**What you have to do**
Keep the images out while you retype all of the data exactly.

┄┄┄┄┄┄┄┄┄┄

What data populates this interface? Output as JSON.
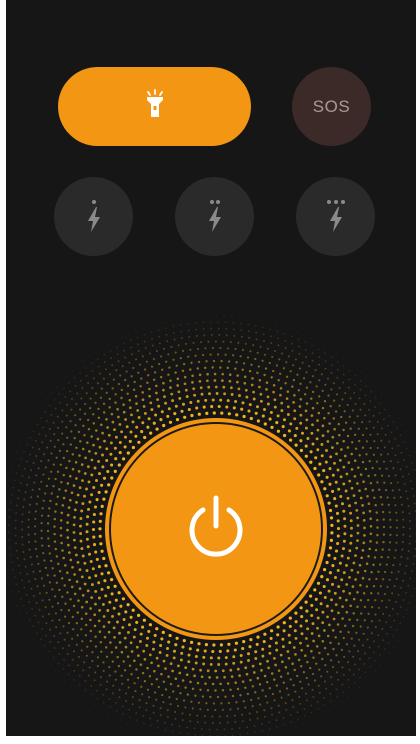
{
  "app": {
    "accent_color": "#f29613",
    "background_color": "#161616"
  },
  "mode_toggle": {
    "icon": "flashlight-icon",
    "state": "active"
  },
  "sos": {
    "label": "SOS"
  },
  "strobe_modes": [
    {
      "icon": "strobe-slow-icon",
      "dots": 1
    },
    {
      "icon": "strobe-medium-icon",
      "dots": 2
    },
    {
      "icon": "strobe-fast-icon",
      "dots": 3
    }
  ],
  "power": {
    "icon": "power-icon",
    "state": "on"
  }
}
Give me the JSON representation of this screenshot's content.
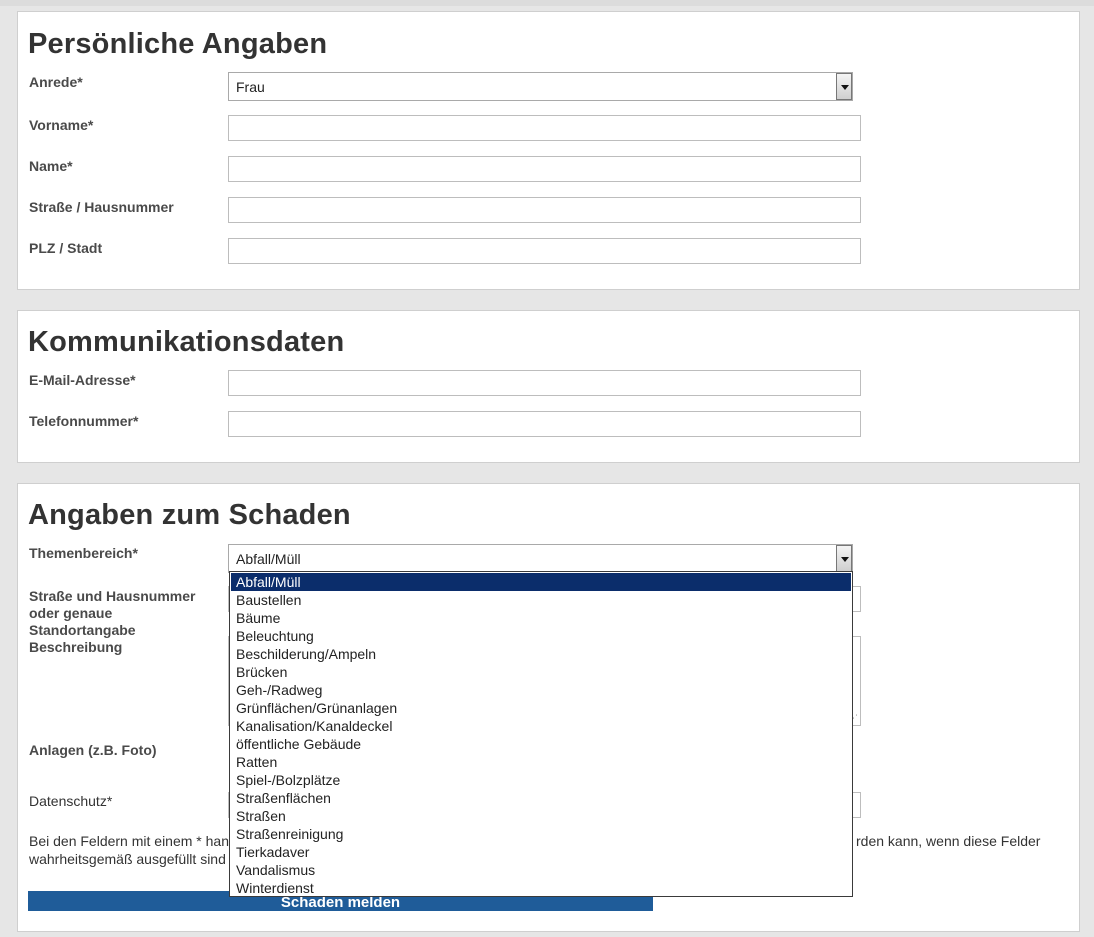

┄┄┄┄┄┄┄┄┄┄

**Answer to this problem**
What data populates this interface? Output as JSON.
{
  "app": {
    "accent_color": "#f29613",
    "background_color": "#161616"
  },
  "mode_toggle": {
    "icon": "flashlight-icon",
    "state": "active"
  },
  "sos": {
    "label": "SOS"
  },
  "strobe_modes": [
    {
      "icon": "strobe-slow-icon",
      "dots": 1
    },
    {
      "icon": "strobe-medium-icon",
      "dots": 2
    },
    {
      "icon": "strobe-fast-icon",
      "dots": 3
    }
  ],
  "power": {
    "icon": "power-icon",
    "state": "on"
  }
}
Give me the JSON representation of this screenshot's content.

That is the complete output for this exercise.